Yesterday, I was ensconced in front of the fire in my usual corner of the couch, listening to the wind howl and watching the sleet bounce off the window.
I dream of a rose covered cottage on the site of this later, concrete foundation, to the right of the older one. — Photos by Janice Wells/Special to The Telegram
I started daydreaming, and was reminded of an email I was pleased to get a while back from John and Barbara Ivany, updating me a bit on their gardening progress:
“We read and enjoy your Telegram article and photos every week, especially this time of year to see the great scenes of summer. We sent you some photos which you printed of our place in New Chelsea, the root cellar, etc., when you were looking for a place in Conception Bay. We are continuing to develop both vegetable and flower gardens and had good results so far. Just curious about your Heart’s Content dream, as you haven’t mentioned it for some time.
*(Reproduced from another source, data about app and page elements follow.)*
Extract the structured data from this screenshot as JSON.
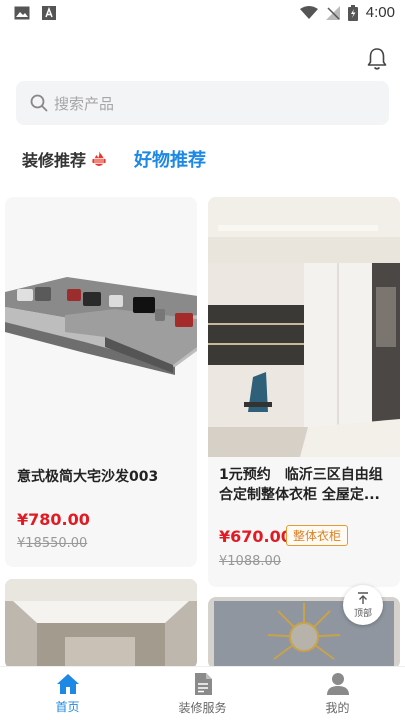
{
  "status_bar": {
    "time": "4:00"
  },
  "search": {
    "placeholder": "搜索产品"
  },
  "tabs": {
    "tab1": "装修推荐",
    "tab2": "好物推荐"
  },
  "products": [
    {
      "title": "意式极简大宅沙发003",
      "price": "¥780.00",
      "old_price": "¥18550.00"
    },
    {
      "title": "1元预约　临沂三区自由组合定制整体衣柜 全屋定...",
      "price": "¥670.00",
      "old_price": "¥1088.00",
      "tag": "整体衣柜"
    }
  ],
  "back_to_top": {
    "label": "顶部"
  },
  "bottom_nav": {
    "items": [
      {
        "label": "首页"
      },
      {
        "label": "装修服务"
      },
      {
        "label": "我的"
      }
    ]
  },
  "colors": {
    "accent": "#1e88e5",
    "price": "#e01b24",
    "tag": "#d9822b"
  }
}
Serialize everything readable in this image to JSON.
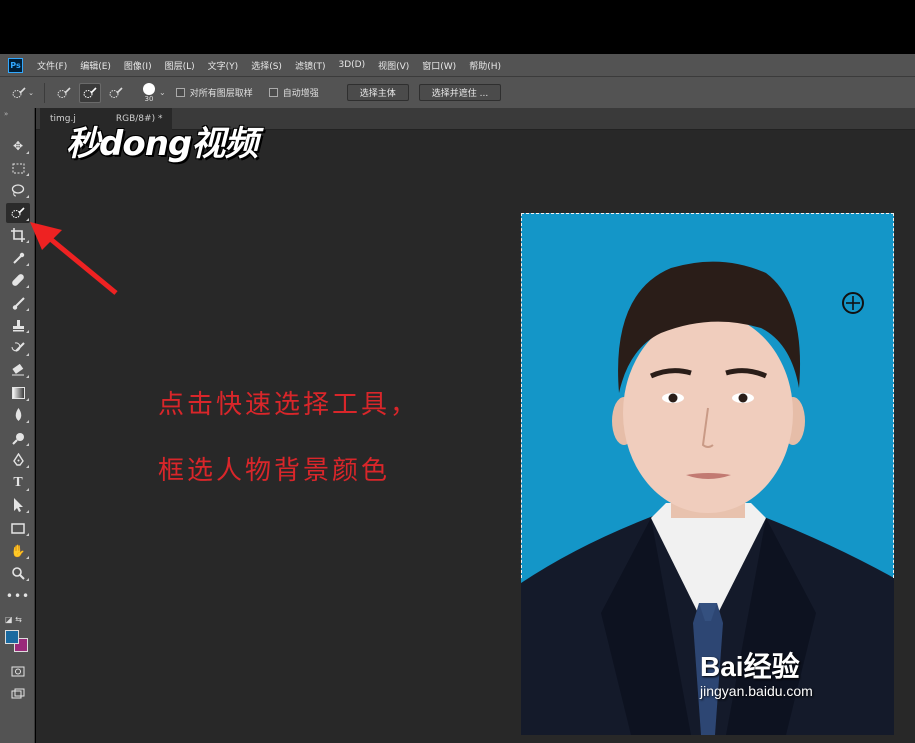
{
  "app": {
    "logo": "Ps"
  },
  "menu": [
    "文件(F)",
    "编辑(E)",
    "图像(I)",
    "图层(L)",
    "文字(Y)",
    "选择(S)",
    "滤镜(T)",
    "3D(D)",
    "视图(V)",
    "窗口(W)",
    "帮助(H)"
  ],
  "options": {
    "brush_size": "30",
    "sample_all_layers": "对所有图层取样",
    "auto_enhance": "自动增强",
    "select_subject": "选择主体",
    "select_and_mask": "选择并遮住 ..."
  },
  "document": {
    "tab_name": "timg.j",
    "tab_mode": "RGB/8#) *"
  },
  "watermark": {
    "brand": "秒dong视频"
  },
  "annotation": {
    "line1": "点击快速选择工具，",
    "line2": "框选人物背景颜色"
  },
  "baidu": {
    "brand": "Bai经验",
    "url": "jingyan.baidu.com"
  },
  "colors": {
    "foreground": "#1a6aa0",
    "background": "#9a2a7a",
    "photo_bg": "#1496c8",
    "annotation": "#d9262a"
  }
}
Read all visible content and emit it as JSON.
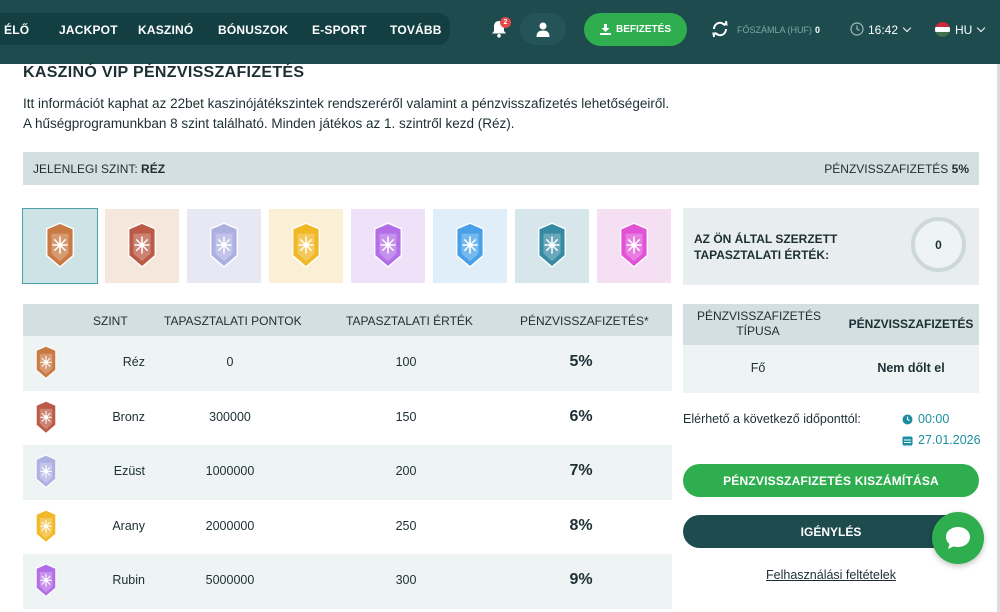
{
  "nav": {
    "items": [
      "ÉLŐ",
      "JACKPOT",
      "KASZINÓ",
      "BÓNUSZOK",
      "E-SPORT",
      "TOVÁBB"
    ],
    "notification_count": "2",
    "deposit_label": "BEFIZETÉS",
    "balance_label": "FŐSZÁMLA (HUF)",
    "balance_value": "0",
    "time": "16:42",
    "language": "HU"
  },
  "page": {
    "title": "KASZINÓ VIP PÉNZVISSZAFIZETÉS",
    "intro_line1": "Itt információt kaphat az 22bet kaszinójátékszintek rendszeréről valamint a pénzvisszafizetés lehetőségeiről.",
    "intro_line2": "A hűségprogramunkban 8 szint található. Minden játékos az 1. szintről kezd (Réz)."
  },
  "current_level": {
    "label": "JELENLEGI SZINT:",
    "value": "RÉZ",
    "cashback_label": "PÉNZVISSZAFIZETÉS",
    "cashback_value": "5%"
  },
  "badges": [
    {
      "name": "copper",
      "color": "#c8733a",
      "bg": "#cde3e6",
      "selected": true
    },
    {
      "name": "bronze",
      "color": "#b8533e",
      "bg": "#f6e7dd"
    },
    {
      "name": "silver",
      "color": "#a9aee0",
      "bg": "#e8e8f4"
    },
    {
      "name": "gold",
      "color": "#f1b51c",
      "bg": "#fbf0d6"
    },
    {
      "name": "ruby",
      "color": "#b067e6",
      "bg": "#efe2f8"
    },
    {
      "name": "sapphire",
      "color": "#3f9ce8",
      "bg": "#dfeef9"
    },
    {
      "name": "emerald",
      "color": "#2f86a0",
      "bg": "#d6e6ea"
    },
    {
      "name": "diamond",
      "color": "#e04bd6",
      "bg": "#f4dff3"
    }
  ],
  "xp": {
    "label_line1": "AZ ÖN ÁLTAL SZERZETT",
    "label_line2": "TAPASZTALATI ÉRTÉK:",
    "value": "0"
  },
  "table": {
    "headers": [
      "SZINT",
      "TAPASZTALATI PONTOK",
      "TAPASZTALATI ÉRTÉK",
      "PÉNZVISSZAFIZETÉS*"
    ],
    "rows": [
      {
        "level": "Réz",
        "points": "0",
        "value": "100",
        "cashback": "5%",
        "color": "#c8733a"
      },
      {
        "level": "Bronz",
        "points": "300000",
        "value": "150",
        "cashback": "6%",
        "color": "#b8533e"
      },
      {
        "level": "Ezüst",
        "points": "1000000",
        "value": "200",
        "cashback": "7%",
        "color": "#a9aee0"
      },
      {
        "level": "Arany",
        "points": "2000000",
        "value": "250",
        "cashback": "8%",
        "color": "#f1b51c"
      },
      {
        "level": "Rubin",
        "points": "5000000",
        "value": "300",
        "cashback": "9%",
        "color": "#b067e6"
      }
    ]
  },
  "cashback_panel": {
    "type_header_line1": "PÉNZVISSZAFIZETÉS",
    "type_header_line2": "TÍPUSA",
    "col2_header": "PÉNZVISSZAFIZETÉS",
    "type_value": "Fő",
    "status_value": "Nem dőlt el",
    "available_label": "Elérhető a következő időponttól:",
    "available_time": "00:00",
    "available_date": "27.01.2026",
    "calc_button": "PÉNZVISSZAFIZETÉS KISZÁMÍTÁSA",
    "claim_button": "IGÉNYLÉS",
    "terms_link": "Felhasználási feltételek"
  },
  "colors": {
    "header_bg": "#1d4b4e",
    "accent_green": "#2fae4f",
    "accent_teal": "#1b8ea0",
    "panel_gray": "#d3dfe1"
  }
}
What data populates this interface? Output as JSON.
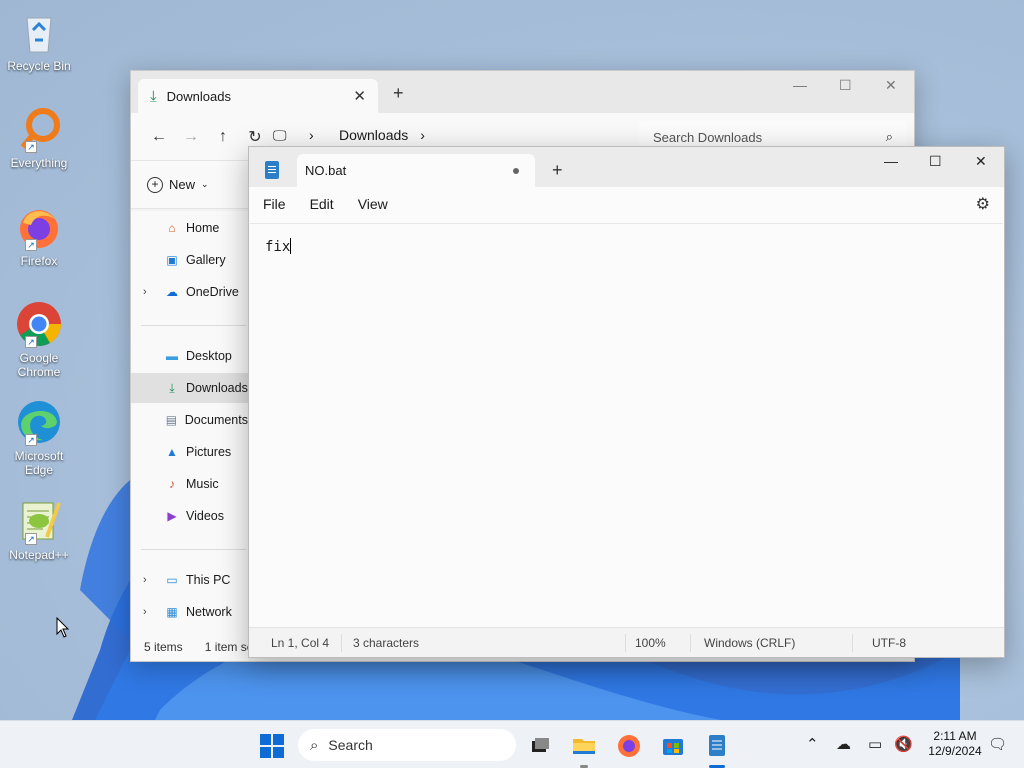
{
  "desktop": {
    "icons": [
      {
        "label": "Recycle Bin"
      },
      {
        "label": "Everything"
      },
      {
        "label": "Firefox"
      },
      {
        "label": "Google Chrome"
      },
      {
        "label": "Microsoft Edge"
      },
      {
        "label": "Notepad++"
      }
    ]
  },
  "explorer": {
    "tab_title": "Downloads",
    "breadcrumb": "Downloads",
    "search_placeholder": "Search Downloads",
    "new_label": "New",
    "sidebar": [
      {
        "label": "Home"
      },
      {
        "label": "Gallery"
      },
      {
        "label": "OneDrive"
      },
      {
        "label": "Desktop"
      },
      {
        "label": "Downloads"
      },
      {
        "label": "Documents"
      },
      {
        "label": "Pictures"
      },
      {
        "label": "Music"
      },
      {
        "label": "Videos"
      },
      {
        "label": "This PC"
      },
      {
        "label": "Network"
      }
    ],
    "status_items": "5 items",
    "status_selected": "1 item se"
  },
  "notepad": {
    "tab_title": "NO.bat",
    "menu": [
      "File",
      "Edit",
      "View"
    ],
    "content": "fix",
    "status": {
      "position": "Ln 1, Col 4",
      "chars": "3 characters",
      "zoom": "100%",
      "line_ending": "Windows (CRLF)",
      "encoding": "UTF-8"
    }
  },
  "taskbar": {
    "search_label": "Search",
    "time": "2:11 AM",
    "date": "12/9/2024"
  },
  "colors": {
    "accent": "#0f6cd6",
    "downloads_green": "#1a8a5c"
  }
}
We can certainly appreciate the time and labour as we get older and expect to do the same as we always did, and this fall sold our house in Topsail and moved to St. John’s and bought a house with a smaller garden, so we can put more energy into New Chelsea.”
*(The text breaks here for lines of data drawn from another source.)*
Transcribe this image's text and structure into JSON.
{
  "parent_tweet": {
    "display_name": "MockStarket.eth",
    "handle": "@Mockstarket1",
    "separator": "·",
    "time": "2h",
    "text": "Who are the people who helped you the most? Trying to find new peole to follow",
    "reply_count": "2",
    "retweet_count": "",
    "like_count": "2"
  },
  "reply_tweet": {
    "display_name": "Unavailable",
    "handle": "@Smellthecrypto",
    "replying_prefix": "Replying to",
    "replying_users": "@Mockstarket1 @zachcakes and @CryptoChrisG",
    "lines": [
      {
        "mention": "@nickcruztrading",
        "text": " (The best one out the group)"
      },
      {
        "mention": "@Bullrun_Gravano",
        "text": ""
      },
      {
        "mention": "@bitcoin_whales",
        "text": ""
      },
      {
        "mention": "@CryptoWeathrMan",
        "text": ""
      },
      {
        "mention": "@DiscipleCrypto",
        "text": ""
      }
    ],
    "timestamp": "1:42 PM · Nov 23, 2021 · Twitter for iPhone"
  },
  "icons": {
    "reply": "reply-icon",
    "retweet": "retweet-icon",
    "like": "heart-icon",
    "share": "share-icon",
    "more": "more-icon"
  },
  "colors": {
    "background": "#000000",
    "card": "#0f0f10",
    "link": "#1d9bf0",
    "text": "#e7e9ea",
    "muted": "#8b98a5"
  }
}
They’re right about my Heart’s Content dream and their next sentence, about “time and labour as we get older and expect to do the same as we always did,” strikes to the heart of the reason, no pun intended. Also, if you write about your dreams, people sometimes expect you to make them come true.
In my dreams, I expect to do a whole lot of things that I probably won’t get done. I have plans to build a getaway out there this year.
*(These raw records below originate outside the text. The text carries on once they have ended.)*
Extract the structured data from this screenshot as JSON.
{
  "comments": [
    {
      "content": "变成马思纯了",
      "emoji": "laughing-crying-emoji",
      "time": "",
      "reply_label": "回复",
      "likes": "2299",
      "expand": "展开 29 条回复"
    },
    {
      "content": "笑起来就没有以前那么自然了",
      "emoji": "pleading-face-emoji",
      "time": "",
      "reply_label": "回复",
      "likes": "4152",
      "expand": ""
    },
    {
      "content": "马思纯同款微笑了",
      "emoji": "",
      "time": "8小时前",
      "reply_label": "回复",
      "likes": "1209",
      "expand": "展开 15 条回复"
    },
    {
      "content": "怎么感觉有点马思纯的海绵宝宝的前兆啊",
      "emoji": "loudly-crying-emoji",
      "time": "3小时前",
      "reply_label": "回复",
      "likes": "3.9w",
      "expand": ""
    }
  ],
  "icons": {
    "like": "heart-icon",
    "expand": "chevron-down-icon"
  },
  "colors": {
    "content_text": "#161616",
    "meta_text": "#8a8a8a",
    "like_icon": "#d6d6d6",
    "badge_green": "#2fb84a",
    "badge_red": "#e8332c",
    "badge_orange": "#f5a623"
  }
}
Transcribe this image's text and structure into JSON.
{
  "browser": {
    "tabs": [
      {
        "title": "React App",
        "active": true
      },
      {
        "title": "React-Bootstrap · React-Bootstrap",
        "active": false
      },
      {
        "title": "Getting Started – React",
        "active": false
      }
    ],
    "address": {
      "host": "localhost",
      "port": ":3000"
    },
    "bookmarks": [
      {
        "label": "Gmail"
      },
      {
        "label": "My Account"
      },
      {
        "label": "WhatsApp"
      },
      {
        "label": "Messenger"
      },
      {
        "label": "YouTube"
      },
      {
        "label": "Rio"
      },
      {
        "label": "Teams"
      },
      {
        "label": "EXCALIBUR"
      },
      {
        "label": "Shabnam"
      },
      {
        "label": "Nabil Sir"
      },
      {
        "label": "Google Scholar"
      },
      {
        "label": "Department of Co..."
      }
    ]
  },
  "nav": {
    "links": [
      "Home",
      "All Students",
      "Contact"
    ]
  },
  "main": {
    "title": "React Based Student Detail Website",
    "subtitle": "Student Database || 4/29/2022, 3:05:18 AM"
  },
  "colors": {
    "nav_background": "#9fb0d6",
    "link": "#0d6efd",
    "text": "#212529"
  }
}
There won’t be much gardening done while that’s going on, and I’m not the kind of person who can definitively plan a garden around a house that isn’t there yet. Oh, I could, but I’d probably end up changing my mind about everything because I really like to “eyeball” everything.
There is one area, though, that I am pretty sure about: the crumbling stone foundation of the old house. I picture a garden there, after I’ve saved all the beautiful old rocks and added soil, with the perimeter planted with a hedge of some sort of rugosa roses (inspired by one I have long admired in Gooseberry Cove).
Like everything I do, it will be very relaxed and probably contain a few bits of “old stuff” that Newman would have thrown away if I didn’t keep a close eye on him.
I am determined to plant only things that will thrive and look after themselves in a coastal setting. Outside the sheltered garden, I picture some of the beautiful waving grasses left natural and unmowed, some naturalized pockets, some shrubs and maybe another tree or two.
Yesterday, I dug out a list of plant possibilities I’d made and wished I had more books on seaside gardening in our zone. I know I can find all manner of advice online, but I’m a curled-up-with-a-book type and a smartphone or tablet just doesn’t do it for me.
Today, I’m at the computer and interrupting my writing every now and then to Google things like “salt tolerant plants” and “Zone 4 seaside gardens.” I know we’re officially Zone 5, or even 6 depending on what chart you look at, but I figure Zone 4 is really on the safe side, factoring in exposed location.
There are so many sites that lead you other links that I could sit here all day long for weeks, and it is fantastic, but I still love the thrill of turning the page.
In a way, I have something even better than books; I have you. I have readers who can tell me what has worked really well in their exposed spots and what hasn’t, perhaps even send pictures.
There are so many choices. It’s OK to think rugosa roses, but which one will make the best hedge? I’m really looking forward to learning about your favourite plants for seaside/harbour/bay/saltwater gardens. As my mother would have said, it’ll help “to keep the devil out of my mind” on winter days.
Janice Wells lives in St. John’s. Her latest book, “Newfoundland and Labrador Book of Musts,” was published October 2010 by MacIntyre Purcell Publishing Inc. You can reach her at email@example.com. Note to readers: please do not send thumbnail-size photographs, as they are too small to publish.